Fall Begins After Driest And Warmest Summer Ever Recorded At Sea-Tac
Residents of the greater Puget Sound region have already been feeling the transition to fall with a shift down to lower temps and more clouds last week. But Friday marks the official end of summer, with the autumnal equinox on the calendar.
“Autumn starts at 1:02 pm,” said KNKX weather expert Cliff Mass. “You know, maybe you’ll have some kind of ceremony for that,” he joked, adding that Friday’s weather will fit the bill, with scattered clouds in the morning yielding to mostly sunny conditions in the afternoon and temperatures getting into the mid- to upper-60s.
“So, very fall-ish,” he said.
Mild Weekend Ahead
He says the days ahead will bring much of the same, with the best weather of the weekend coming on Saturday.
“A ridge of high pressure will build over us, temperatures will surge to around 70 here in Seattle,” Mass said. “Plenty of sun, so a really nice day.”
Then, on Sunday, that ridge of high pressure will get “damped down.”
“We have what we call a ‘dirty ridge,’ so some clouds are going to start moving in Saturday night and Sunday,” he said.
That means clouds are likely Sunday as well as possible sprinkles along the coast.
“But here in Seattle it should be dry,” Mass said.
Monday and Tuesday, with the ridge relatively weak, he says the sprinkles from the coast will continue and likely push into northern Puget Sound and Northwest Washington.
And temperatures early next week will likely warm up, again reaching the mid-60s, Mass said. By mid-week, temperatures are expected to surge up again into the lower 70s.

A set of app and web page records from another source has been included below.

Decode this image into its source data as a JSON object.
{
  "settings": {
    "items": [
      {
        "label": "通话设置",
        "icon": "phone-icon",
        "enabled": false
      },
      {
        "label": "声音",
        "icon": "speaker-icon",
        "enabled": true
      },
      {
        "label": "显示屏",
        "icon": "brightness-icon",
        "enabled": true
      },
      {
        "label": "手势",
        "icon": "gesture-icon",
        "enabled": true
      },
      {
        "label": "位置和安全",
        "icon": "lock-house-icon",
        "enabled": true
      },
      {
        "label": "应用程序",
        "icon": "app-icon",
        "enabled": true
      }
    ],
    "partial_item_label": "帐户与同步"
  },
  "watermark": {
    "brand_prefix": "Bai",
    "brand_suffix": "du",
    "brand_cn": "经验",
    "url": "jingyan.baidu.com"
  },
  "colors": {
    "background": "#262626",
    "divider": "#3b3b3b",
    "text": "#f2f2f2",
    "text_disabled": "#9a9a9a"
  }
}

“So a little bit of up and down, but no significant weather at all and maybe just a few sprinkles at a few points.”
It’s Official: Summer 2017 Is Seattle’s Driest And Warmest
The scant rain has been a theme of the past summer. Mass says it is in fact going down as the driest summer in Seattle history.
That’s measured by the calendar summer, from June 21to Sept. 21, looking at precipitation recorded at Sea-Tac Airport. This year charted the lowest number ever, with a 3-month total of just 0.52 inches.
“So there’s no summer that compares to this if we look at the observations at Sea-Tac,” Mass said.
“And in fact if we even look back even further, using the downtown Seattle observations, it’s still the driest summer. So we are all the way. This is as dry as it gets,” Mass said.
The National Weather Service also noted that the summers of 2013, 2014 and 2015 were among the top 5 driest years on record.
And 2017 is also going down as warmest summer on record, with a mean temperature of about 78 degrees.
“And we’re just about .1 degrees warmer than the runner up,” Mass said, which was in 1967. The National Weather Service officially recorded that as a tie.
“So it’s a little close to call, but, we’re certainly in one of the warmest summers we’ve ever experienced here,” Mass said.
Mass says despite the the past season's record warm and dry weather, winter is expected to be wetter and cooler than average, because of the recent switch to a La Niña watch.
To hear the full conversation, including a discussion of what kind of weather La Niña normally brings to the Pacific Northwest, you can click on the 'play' icon at the top of this post.
Weather with Cliff Mass airs at 9:02 a.m. Friday, right after BirdNote, and twice on Friday afternoons during All Things Considered. The feature is hosted by KNKX environment reporter Bellamy Pailthorp. Cliff Mass is a University of Washington professor of atmospheric sciences, a renowned Seattle weather prognosticator, and a popular weather blogger. You can also subscribe to podcasts of Weather with Cliff Mass shows, via iTunes or Google Play.